Special Needs: A Second Job for Working ParentsIn the years following Kevin's diagnosis, life changed for Joe and, unfortunately, for his employer. Take a look at Kevin's typical docket of supports during the workweek, a veritable second full-time job for Joe and Meg:
Mon: ABA 3 PM; OT 5 PM; Independent evaluation report review with Meg 8 PM
Tue: ABA 3 PM; Speech 5 PM; insurance claims paperwork 7 PM
Wed: IEP team meeting 10 AM; ABA 3 PM, OT 5 PM; Sped PAC meeting 7 PM
Thu: Call from Principal 11 AM; Early pick-up 12 PM; ABA 3 PM; Speech 5 PM
Fri: Meeting with Advocate 9 AM; ABA 3 PM, OT 5 PM; Review of IEP with Meg 7 PM
(ABA: Applied Behavior Analysis; OT: Occupational Therapy; Speech: Speech/Language Therapy; IEP: Individualized Education Program; Sped PAC: Special Education Parent Advisory Council)
The Bad News for Joe and Meg?Joe and Meg are completely exhausted at the end of each day, challenged to give equitable attention to their other two children, let alone to find any quality time for themselves or each other. Marriages like Joe and Meg's are almost 10% more likely to end in divorce.1 It should, therefore, come as no surprise that parents like Joe lose at least 5 hours of work each week2, or more than 250 hours per year. The lost productivity cost to his employer, at his $90,000 base salary, exceeds $10,000! If you then add the opportunity cost of lost sales, it paints a picture of an ill-fated, costly, and heartbreaking conundrum for all.
The Bad News for Joe's Employer?Joe is not alone. Statistically another 1,800 working parents in his company of 18,000 employees3 struggle with similar challenges. For an organization of this size, that means a hidden cost of over $7MM/year4!
The Good News for All!There are solutions. BUT, employer beware! A traditional "hotline" approach only scratches the surface, often leading to frustrated employees and wasted money for you, their employer.

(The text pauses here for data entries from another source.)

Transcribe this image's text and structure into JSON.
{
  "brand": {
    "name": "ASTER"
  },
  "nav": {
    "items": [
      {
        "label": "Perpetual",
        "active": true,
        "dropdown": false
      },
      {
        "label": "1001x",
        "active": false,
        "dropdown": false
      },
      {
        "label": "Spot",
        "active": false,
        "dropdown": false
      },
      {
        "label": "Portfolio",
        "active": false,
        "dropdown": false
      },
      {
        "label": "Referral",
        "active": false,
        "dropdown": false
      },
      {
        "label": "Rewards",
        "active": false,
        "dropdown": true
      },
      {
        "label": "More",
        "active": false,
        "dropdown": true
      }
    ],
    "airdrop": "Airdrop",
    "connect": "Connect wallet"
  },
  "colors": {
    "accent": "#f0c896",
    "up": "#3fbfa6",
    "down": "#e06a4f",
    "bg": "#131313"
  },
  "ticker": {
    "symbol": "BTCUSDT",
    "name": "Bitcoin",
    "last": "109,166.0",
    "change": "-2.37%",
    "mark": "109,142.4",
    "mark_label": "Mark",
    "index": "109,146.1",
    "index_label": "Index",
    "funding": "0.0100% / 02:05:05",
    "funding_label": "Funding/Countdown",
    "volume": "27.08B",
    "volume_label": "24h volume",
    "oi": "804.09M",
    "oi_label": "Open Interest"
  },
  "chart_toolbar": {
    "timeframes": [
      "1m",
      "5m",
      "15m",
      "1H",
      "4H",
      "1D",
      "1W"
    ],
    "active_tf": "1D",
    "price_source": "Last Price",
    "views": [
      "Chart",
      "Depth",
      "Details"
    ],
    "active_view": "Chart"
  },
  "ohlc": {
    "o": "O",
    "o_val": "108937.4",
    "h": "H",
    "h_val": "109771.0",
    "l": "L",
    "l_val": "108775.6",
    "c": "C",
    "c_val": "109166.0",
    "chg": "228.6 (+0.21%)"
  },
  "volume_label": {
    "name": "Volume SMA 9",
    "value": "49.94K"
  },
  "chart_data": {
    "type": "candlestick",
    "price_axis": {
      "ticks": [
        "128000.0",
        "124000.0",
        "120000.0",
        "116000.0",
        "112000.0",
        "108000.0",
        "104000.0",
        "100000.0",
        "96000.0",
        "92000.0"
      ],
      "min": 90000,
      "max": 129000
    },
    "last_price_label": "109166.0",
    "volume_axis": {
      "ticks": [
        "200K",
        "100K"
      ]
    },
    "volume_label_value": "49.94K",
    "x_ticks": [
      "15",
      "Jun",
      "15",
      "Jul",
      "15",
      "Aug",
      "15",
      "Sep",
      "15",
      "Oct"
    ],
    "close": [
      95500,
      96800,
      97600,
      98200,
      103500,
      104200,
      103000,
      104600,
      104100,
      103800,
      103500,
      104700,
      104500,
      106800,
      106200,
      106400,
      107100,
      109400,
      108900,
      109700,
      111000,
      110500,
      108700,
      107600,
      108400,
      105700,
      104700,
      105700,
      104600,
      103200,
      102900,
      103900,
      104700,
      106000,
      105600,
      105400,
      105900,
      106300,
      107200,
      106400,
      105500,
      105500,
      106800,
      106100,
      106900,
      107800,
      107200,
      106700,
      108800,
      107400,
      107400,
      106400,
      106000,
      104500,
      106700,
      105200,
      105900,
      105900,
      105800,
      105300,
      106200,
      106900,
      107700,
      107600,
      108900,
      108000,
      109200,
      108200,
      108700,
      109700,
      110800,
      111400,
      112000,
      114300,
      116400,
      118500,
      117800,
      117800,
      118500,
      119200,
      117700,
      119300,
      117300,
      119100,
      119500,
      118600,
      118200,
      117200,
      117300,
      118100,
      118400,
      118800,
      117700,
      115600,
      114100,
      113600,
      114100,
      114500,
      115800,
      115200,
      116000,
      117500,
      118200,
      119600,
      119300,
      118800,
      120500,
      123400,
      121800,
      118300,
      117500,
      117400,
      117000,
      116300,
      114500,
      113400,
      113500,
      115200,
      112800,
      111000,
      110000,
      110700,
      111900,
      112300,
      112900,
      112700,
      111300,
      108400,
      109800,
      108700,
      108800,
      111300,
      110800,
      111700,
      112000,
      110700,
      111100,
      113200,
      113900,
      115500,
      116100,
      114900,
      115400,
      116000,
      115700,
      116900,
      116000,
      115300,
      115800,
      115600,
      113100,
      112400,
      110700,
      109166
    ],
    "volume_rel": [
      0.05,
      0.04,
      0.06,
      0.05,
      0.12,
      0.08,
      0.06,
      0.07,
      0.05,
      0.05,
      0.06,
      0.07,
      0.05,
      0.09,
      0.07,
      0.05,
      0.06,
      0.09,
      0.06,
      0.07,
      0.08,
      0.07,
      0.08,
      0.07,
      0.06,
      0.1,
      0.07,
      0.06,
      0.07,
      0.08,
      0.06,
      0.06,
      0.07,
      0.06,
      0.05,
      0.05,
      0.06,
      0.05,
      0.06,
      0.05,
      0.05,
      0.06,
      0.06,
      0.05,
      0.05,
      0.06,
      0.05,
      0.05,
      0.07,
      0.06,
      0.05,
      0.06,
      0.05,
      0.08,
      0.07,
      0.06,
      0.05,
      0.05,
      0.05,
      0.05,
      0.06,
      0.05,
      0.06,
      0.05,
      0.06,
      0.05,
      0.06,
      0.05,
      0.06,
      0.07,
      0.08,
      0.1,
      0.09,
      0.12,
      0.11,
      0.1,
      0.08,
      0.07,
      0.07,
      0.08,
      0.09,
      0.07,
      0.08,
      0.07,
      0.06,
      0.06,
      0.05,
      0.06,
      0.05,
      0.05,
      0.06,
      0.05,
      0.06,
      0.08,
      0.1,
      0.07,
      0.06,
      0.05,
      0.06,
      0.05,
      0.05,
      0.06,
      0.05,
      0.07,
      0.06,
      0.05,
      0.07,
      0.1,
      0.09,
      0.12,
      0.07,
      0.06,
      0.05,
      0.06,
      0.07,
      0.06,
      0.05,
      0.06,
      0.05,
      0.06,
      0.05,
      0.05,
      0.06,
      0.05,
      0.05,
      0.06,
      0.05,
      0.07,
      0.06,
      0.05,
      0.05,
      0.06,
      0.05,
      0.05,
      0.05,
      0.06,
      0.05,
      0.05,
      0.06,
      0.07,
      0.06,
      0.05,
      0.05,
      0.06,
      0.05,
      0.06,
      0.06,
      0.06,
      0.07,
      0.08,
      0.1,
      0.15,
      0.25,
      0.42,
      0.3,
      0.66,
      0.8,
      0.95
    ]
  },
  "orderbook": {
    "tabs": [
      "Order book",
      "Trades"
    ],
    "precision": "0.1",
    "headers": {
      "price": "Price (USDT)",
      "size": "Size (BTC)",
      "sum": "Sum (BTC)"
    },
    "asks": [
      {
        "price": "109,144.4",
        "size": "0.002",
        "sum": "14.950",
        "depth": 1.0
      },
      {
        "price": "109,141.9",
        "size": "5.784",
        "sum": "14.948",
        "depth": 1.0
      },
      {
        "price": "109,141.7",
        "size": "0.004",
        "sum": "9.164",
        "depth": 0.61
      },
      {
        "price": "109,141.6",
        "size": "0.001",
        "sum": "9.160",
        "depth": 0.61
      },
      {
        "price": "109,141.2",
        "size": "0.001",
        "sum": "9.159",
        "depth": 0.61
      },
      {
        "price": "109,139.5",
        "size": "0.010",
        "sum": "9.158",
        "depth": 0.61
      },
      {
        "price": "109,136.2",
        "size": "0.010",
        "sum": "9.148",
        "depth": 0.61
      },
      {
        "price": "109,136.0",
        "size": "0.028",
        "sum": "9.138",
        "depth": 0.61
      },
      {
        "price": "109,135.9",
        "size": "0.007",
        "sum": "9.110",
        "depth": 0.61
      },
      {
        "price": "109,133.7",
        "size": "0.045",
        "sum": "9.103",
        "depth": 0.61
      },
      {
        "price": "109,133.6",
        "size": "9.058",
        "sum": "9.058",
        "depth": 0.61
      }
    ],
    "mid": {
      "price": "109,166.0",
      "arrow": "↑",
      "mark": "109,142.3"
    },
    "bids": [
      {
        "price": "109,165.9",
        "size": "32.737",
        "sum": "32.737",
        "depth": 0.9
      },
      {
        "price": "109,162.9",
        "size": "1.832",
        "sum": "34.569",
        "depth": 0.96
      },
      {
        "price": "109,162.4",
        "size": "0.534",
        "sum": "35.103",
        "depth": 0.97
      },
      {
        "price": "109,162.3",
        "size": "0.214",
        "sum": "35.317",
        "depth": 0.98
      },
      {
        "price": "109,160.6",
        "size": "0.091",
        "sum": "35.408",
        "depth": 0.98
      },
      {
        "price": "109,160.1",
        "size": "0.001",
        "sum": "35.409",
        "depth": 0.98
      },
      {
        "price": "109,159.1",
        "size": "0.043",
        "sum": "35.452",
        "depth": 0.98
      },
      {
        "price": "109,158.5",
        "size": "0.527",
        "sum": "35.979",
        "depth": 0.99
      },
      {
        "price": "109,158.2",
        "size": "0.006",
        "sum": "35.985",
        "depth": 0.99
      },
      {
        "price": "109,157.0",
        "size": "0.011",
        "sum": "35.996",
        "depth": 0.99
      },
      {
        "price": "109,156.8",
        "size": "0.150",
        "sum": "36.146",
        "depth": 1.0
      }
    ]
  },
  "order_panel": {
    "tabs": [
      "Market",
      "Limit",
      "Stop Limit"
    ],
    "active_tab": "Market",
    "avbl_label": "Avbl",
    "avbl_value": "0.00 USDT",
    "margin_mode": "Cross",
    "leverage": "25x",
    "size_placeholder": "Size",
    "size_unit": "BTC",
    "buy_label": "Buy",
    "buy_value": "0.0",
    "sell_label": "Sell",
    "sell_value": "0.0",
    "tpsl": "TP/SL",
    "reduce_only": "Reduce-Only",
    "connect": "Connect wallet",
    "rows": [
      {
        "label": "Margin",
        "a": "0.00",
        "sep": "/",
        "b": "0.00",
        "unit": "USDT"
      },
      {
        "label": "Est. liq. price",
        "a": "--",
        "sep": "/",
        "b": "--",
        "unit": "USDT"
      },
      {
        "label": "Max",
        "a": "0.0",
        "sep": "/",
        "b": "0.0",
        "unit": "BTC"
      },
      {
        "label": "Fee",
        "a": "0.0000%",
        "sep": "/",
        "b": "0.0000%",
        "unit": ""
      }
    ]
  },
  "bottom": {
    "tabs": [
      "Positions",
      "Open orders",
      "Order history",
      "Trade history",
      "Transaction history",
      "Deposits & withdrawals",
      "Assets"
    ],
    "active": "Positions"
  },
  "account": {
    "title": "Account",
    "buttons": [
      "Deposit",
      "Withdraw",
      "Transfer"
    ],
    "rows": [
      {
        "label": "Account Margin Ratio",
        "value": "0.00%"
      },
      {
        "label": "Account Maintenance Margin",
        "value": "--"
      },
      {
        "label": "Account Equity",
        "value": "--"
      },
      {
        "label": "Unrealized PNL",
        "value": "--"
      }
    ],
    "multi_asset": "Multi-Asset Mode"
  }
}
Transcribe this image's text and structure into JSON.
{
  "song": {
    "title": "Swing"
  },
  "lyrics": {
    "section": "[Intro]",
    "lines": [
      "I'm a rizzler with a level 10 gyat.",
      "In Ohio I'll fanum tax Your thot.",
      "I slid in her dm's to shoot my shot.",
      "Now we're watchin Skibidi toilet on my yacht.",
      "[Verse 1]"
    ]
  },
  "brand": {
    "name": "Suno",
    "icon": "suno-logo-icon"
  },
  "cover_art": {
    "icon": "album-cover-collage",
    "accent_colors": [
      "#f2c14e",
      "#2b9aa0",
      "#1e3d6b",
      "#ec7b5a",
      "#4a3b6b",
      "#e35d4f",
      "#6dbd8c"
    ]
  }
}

As we suggested in our initial story about Kevin, it's time for a different type of intervention, one that goes deeper in supporting hardworking parents like Joe and Meg while still protecting your bottom line.
1Hartley et al (J Fam Psychol. 2010 Aug; 24(4):449-57) 2,4 Powers ET. Children's health & maternal work activity: estimates under alternative disability definitions. J Hum Resour.; 38(3):522-556, 2004 3CDC, 2013, Labor Project for Working Families, 2000